Work order -> Search term "that": copy each line of the data containing it.

Page and application data records:

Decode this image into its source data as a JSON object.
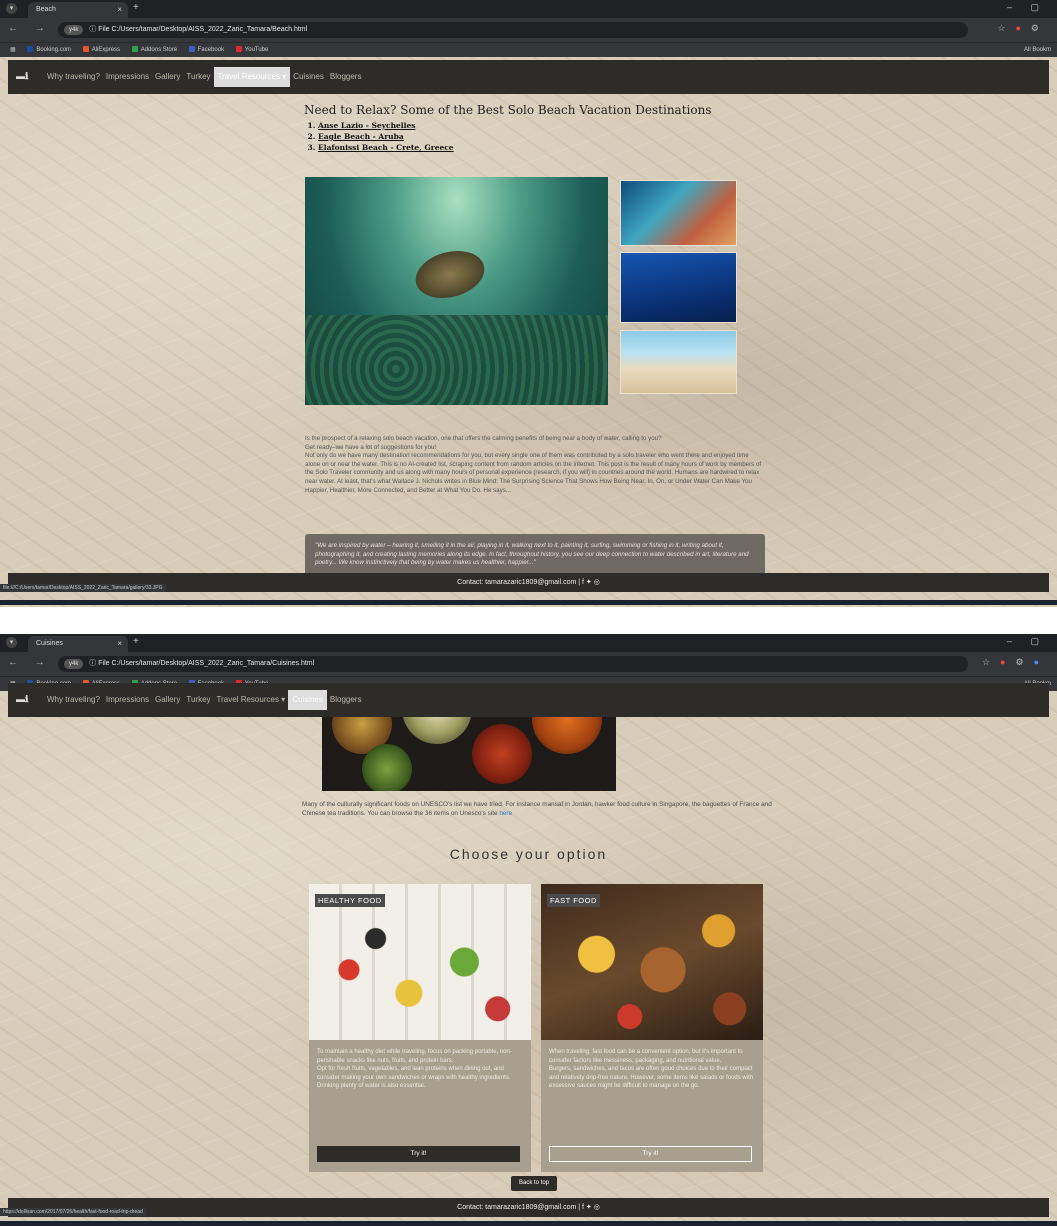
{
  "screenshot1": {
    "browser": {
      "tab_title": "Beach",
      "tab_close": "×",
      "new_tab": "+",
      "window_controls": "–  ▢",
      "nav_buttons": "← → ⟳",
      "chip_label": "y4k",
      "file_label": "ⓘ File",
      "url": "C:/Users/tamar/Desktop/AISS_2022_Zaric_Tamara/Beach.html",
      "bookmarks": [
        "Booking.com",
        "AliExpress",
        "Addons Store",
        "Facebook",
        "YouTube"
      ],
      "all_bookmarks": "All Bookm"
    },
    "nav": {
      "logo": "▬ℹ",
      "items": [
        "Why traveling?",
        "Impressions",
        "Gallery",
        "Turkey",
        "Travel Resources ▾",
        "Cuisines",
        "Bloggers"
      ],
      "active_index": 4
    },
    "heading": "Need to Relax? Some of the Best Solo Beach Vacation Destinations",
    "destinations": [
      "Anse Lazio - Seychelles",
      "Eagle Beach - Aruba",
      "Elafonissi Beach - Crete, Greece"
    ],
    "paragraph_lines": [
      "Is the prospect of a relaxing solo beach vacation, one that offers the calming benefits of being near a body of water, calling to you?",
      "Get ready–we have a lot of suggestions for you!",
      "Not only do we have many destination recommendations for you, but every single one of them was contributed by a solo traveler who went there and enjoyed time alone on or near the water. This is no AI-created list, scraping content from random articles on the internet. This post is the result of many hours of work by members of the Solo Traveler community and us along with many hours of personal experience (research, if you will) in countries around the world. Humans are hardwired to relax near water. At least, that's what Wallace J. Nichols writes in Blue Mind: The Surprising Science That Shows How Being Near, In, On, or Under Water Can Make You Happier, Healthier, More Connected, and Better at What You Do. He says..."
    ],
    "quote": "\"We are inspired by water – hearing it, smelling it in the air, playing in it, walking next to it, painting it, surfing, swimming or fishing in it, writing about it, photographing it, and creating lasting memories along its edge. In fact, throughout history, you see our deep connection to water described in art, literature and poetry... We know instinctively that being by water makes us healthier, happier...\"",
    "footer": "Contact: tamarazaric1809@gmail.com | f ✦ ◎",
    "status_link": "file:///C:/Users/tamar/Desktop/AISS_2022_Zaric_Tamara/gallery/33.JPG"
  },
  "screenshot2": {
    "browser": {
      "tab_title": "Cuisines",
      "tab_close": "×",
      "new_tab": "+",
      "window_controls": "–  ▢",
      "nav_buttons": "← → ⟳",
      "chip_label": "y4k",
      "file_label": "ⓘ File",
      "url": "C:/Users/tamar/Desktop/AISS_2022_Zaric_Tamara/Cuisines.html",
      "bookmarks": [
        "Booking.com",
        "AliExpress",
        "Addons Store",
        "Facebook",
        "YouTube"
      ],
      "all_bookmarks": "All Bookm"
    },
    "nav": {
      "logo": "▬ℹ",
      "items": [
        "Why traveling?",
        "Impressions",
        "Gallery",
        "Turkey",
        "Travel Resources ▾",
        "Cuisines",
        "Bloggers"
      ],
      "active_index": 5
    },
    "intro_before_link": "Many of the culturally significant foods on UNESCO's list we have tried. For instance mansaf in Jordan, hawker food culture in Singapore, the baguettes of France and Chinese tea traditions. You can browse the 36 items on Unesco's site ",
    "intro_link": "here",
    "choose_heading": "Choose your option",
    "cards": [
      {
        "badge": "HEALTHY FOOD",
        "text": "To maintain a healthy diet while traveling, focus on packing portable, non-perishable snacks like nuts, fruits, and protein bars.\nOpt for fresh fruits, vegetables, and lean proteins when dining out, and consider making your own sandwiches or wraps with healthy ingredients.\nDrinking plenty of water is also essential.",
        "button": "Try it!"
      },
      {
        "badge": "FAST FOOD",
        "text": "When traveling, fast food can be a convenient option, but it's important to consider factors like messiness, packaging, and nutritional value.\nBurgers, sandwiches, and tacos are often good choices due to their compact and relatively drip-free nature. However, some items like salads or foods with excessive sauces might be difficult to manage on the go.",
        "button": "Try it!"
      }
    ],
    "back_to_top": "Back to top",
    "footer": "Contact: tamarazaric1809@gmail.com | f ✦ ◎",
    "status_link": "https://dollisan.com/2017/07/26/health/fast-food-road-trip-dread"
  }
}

Answer to this problem ->
      "Is the prospect of a relaxing solo beach vacation, one that offers the calming benefits of being near a body of water, calling to you?",
      "Not only do we have many destination recommendations for you, but every single one of them was contributed by a solo traveler who went there and enjoyed time alone on or near the water. This is no AI-created list, scraping content from random articles on the internet. This post is the result of many hours of work by members of the Solo Traveler community and us along with many hours of personal experience (research, if you will) in countries around the world. Humans are hardwired to relax near water. At least, that's what Wallace J. Nichols writes in Blue Mind: The Surprising Science That Shows How Being Near, In, On, or Under Water Can Make You Happier, Healthier, More Connected, and Better at What You Do. He says..."
    "quote": "\"We are inspired by water – hearing it, smelling it in the air, playing in it, walking next to it, painting it, surfing, swimming or fishing in it, writing about it, photographing it, and creating lasting memories along its edge. In fact, throughout history, you see our deep connection to water described in art, literature and poetry... We know instinctively that being by water makes us healthier, happier...\"",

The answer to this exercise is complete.